Alan Wong, Global IT Director for Pulse Electronics, an electronics manufacturer based in San Diego, California, with offices across North America, Asia, and Europe, divides his IT budget into three tiers – business operations, business growth, and innovation. Like most manufacturers, the turbulence of 2020 has impacted budgets and planning for the organization that designs and manufactures a wide range of components used in products like electric vehicles, phones, industrial networks and medical equipment. As a result of the pandemic, 78% of surveyed manufacturers expect a financial impact and over half expect an impact on operations.
When budgets start to tighten, innovation is often the first thing on the chopping board. This can be problematic, as funding innovation is key to establishing differentiation and growing market share. In a survey of global industrial manufacturing CIOs, 71% report prioritizing the increased use of artificial intelligence and other digital innovations during the pandemic. However, many manufacturing CIOs are struggling to find budget for innovation while facing uncertainty.
Wong was also looking to implement business intelligence (BI) and AI technologies to strengthen the cognitive and intelligence capabilities of Pulse Electronics’ SAP system. The implementation would enable predictive analytics to derive sales insights to drive business objectives in an increasingly competitive market. Making room for this project would mean finding ways to fund it without sacrificing mission-critical business operations. “It became evident that to sufficiently fund our innovation initiatives, including adding business intelligence capabilities, we needed to take a completely different approach and immediately release some funding from one of our budget tiers,” said Wong.
His budget strategy relied heavily on eliminating low-return expenditures like operational costs and application support. In looking at the tiers of his budget, business operations stood out. Within that tier, he identified SAP software charges, upgrade costs, and add-on fees as an area of focus. Pulse Electronics uses SAP Business Suite and Business Objects for several critical functions, including finance, operations, supply chain, and warehouse management. Any interruption to SAP operations would mean a major loss of revenue.

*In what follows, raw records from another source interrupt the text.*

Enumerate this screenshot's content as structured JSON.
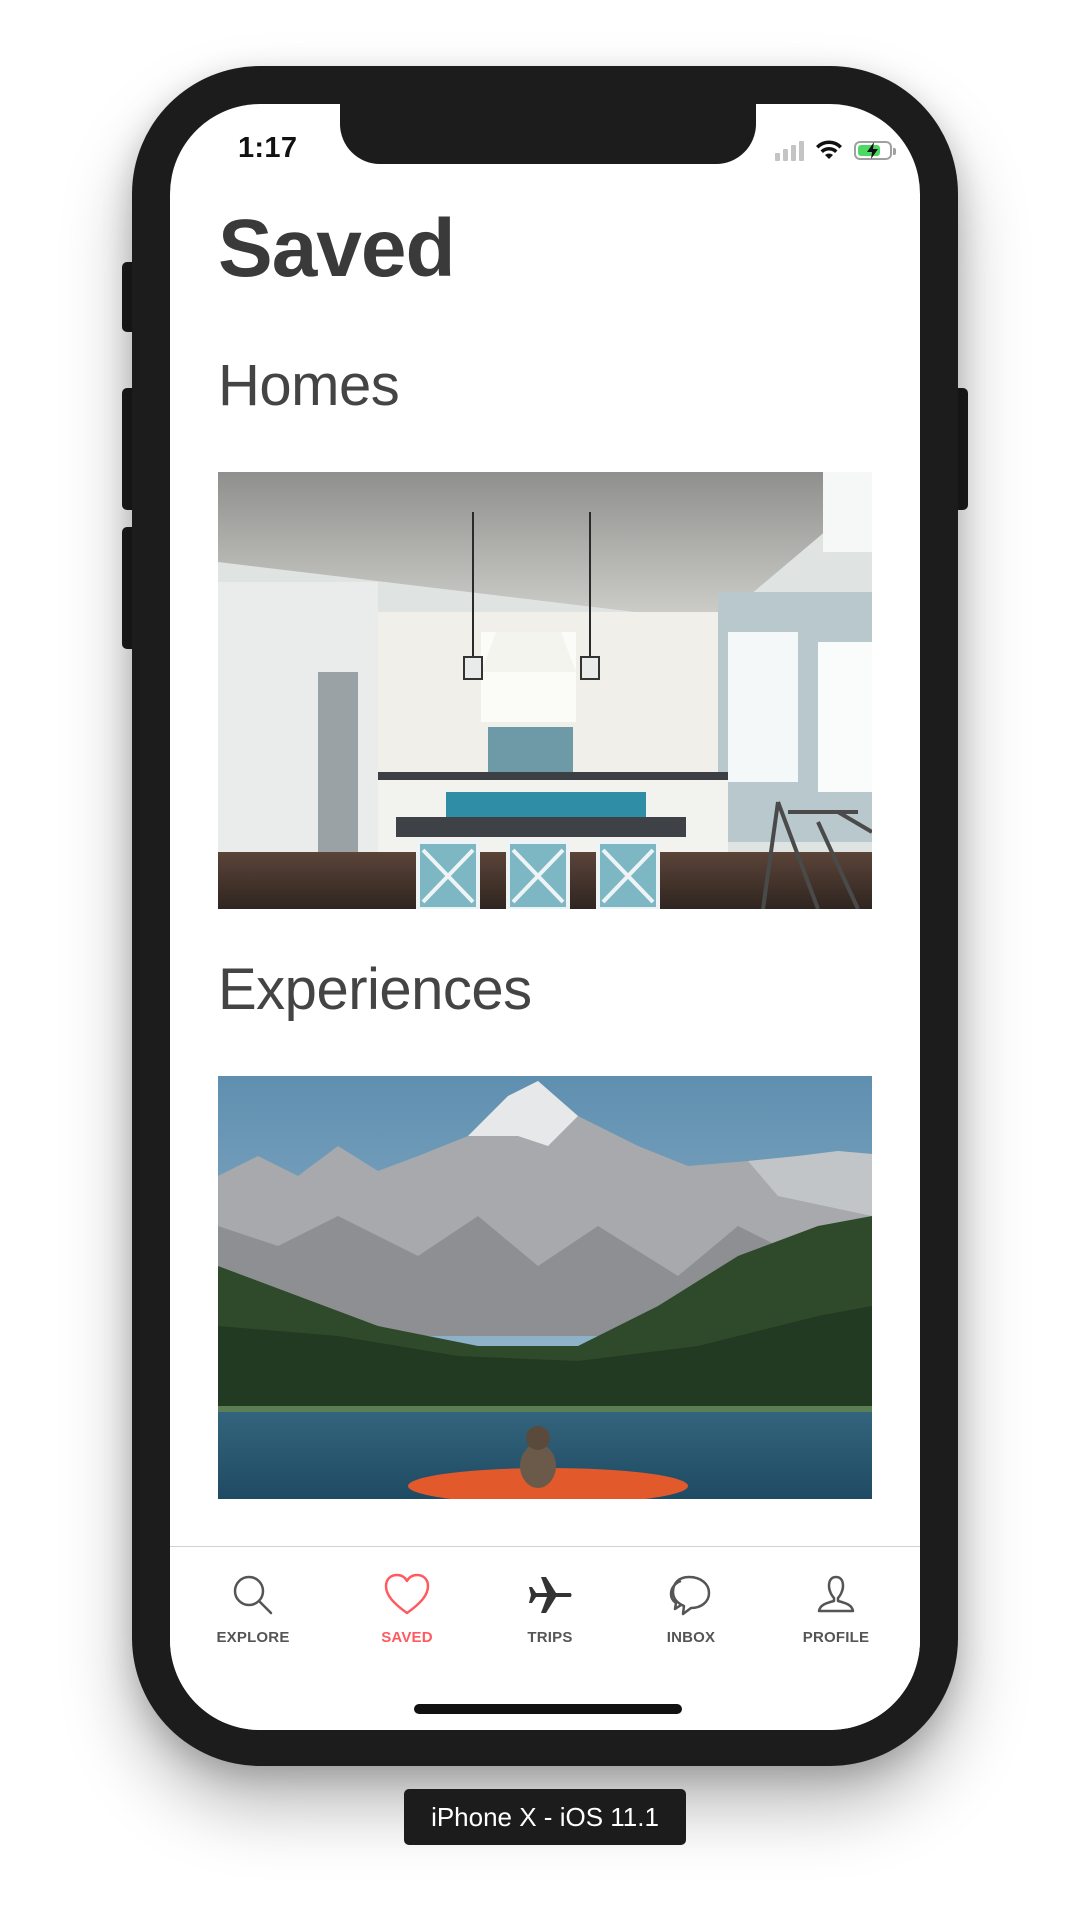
{
  "status_bar": {
    "time": "1:17"
  },
  "page": {
    "title": "Saved"
  },
  "sections": [
    {
      "title": "Homes",
      "image_alt": "Kitchen with white cabinets, pendant lights and a blue island"
    },
    {
      "title": "Experiences",
      "image_alt": "Snowy mountains above a forest and lake with a kayaker"
    }
  ],
  "tabs": [
    {
      "label": "EXPLORE",
      "icon": "search-icon",
      "active": false
    },
    {
      "label": "SAVED",
      "icon": "heart-icon",
      "active": true
    },
    {
      "label": "TRIPS",
      "icon": "airplane-icon",
      "active": false
    },
    {
      "label": "INBOX",
      "icon": "chat-bubbles-icon",
      "active": false
    },
    {
      "label": "PROFILE",
      "icon": "person-icon",
      "active": false
    }
  ],
  "colors": {
    "accent": "#ff5a5f",
    "text": "#3a3a3a",
    "tab_label": "#555555"
  },
  "device_label": "iPhone X - iOS 11.1"
}
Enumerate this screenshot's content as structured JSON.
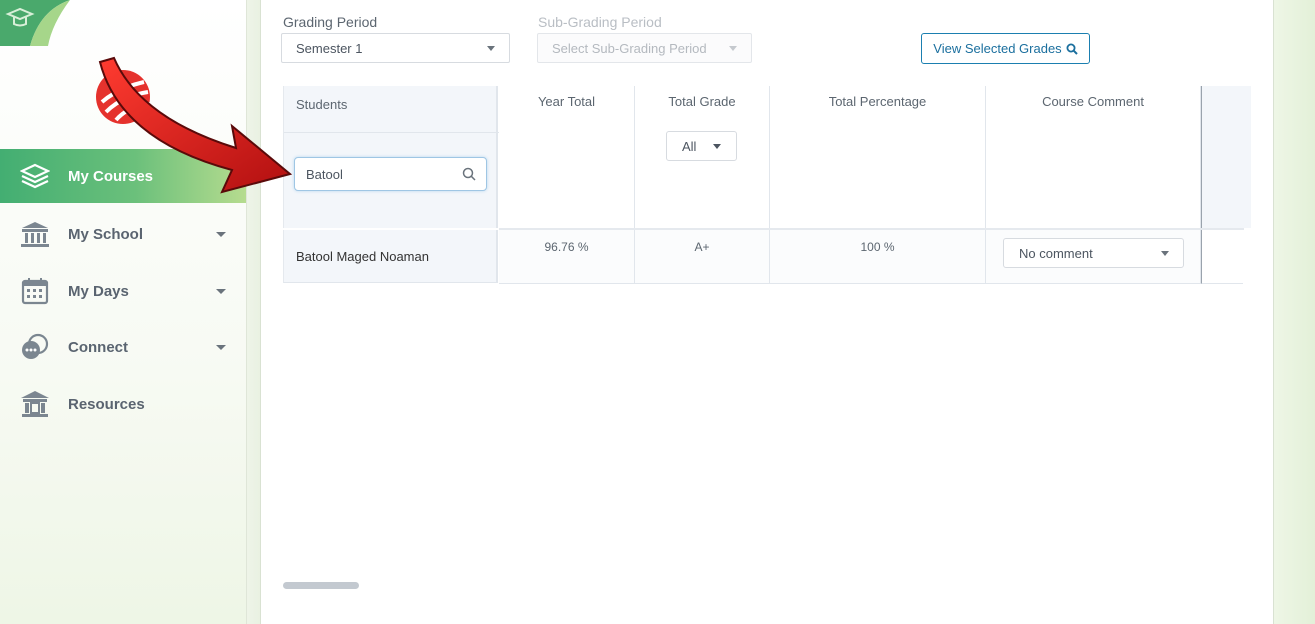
{
  "sidebar": {
    "items": [
      {
        "label": "My Courses",
        "icon": "layers-icon",
        "active": true
      },
      {
        "label": "My School",
        "icon": "school-building-icon"
      },
      {
        "label": "My Days",
        "icon": "calendar-icon"
      },
      {
        "label": "Connect",
        "icon": "chat-bubbles-icon"
      },
      {
        "label": "Resources",
        "icon": "library-building-icon"
      }
    ]
  },
  "filters": {
    "grading_period_label": "Grading Period",
    "grading_period_value": "Semester 1",
    "sub_grading_period_label": "Sub-Grading Period",
    "sub_grading_period_placeholder": "Select Sub-Grading Period",
    "view_button_label": "View Selected Grades"
  },
  "table": {
    "columns": {
      "students": "Students",
      "year_total": "Year Total",
      "total_grade": "Total Grade",
      "total_percentage": "Total Percentage",
      "course_comment": "Course Comment"
    },
    "search_value": "Batool",
    "grade_filter_value": "All",
    "rows": [
      {
        "student": "Batool Maged Noaman",
        "year_total": "96.76 %",
        "total_grade": "A+",
        "total_percentage": "100 %",
        "course_comment": "No comment"
      }
    ]
  },
  "colors": {
    "active_nav_start": "#43ae72",
    "active_nav_end": "#b6dc8f",
    "button_border": "#1b7fb0",
    "annotation_arrow": "#e01b1b"
  }
}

To maintain core system stability while integrating BI capabilities, Wong made three critical moves:
- Reduced the biggest line item of spending related to SAP support: Costs related to running SAP software were eating up their operations budget and not delivering a perceived value. Their expensive support contracts didn’t even cover business-critical customizations performed on the application. Supporting the complex system internally wasn’t practical, neither was a complete rip-and-replace with a new application. Independent, third-party support provided an ideal solution allowing them to keep their ERP system, reduce business operations costs, and simplify support.
- Reinvested savings into innovation: Moving from SAP support to an experienced independent, third-party support provider resulted in an instant 50% savings on annual support fees in the business operations budget tier. Those savings allowed Wong to help fund and stand up the business intelligence project when new spending wasn’t in the plan.
- Improved quality of support including customizations: The move to third-party support not only brought cost savings that enabled the BI launch, but it also improved support quality for their SAP platform. Before, they were paying the vendor for support they couldn’t fully utilize because of their customizations. Now support for customizations is included at no extra cost. And when they have questions or issues, Wong reported, “Getting answers is significantly simpler than before.”
Wong’s strategy hinged on independent third-party support. His provider of choice, Rimini Street, stood out with an industry-leading SLA and a dedicated Primary Support Engineer assigned to each account. “As a result of the cost savings that we obtained by partnering with Rimini Street, we can invest in innovations that lead to business growth and at the same time ensure we remain competitive in the industry,” Wong explained. Pulse Electronics’ journey to realizing their goal of implementing business intelligence and AI provides a blueprint for CIOs in manufacturing to find creative ways to help fund what’s next without risking what’s essential right now.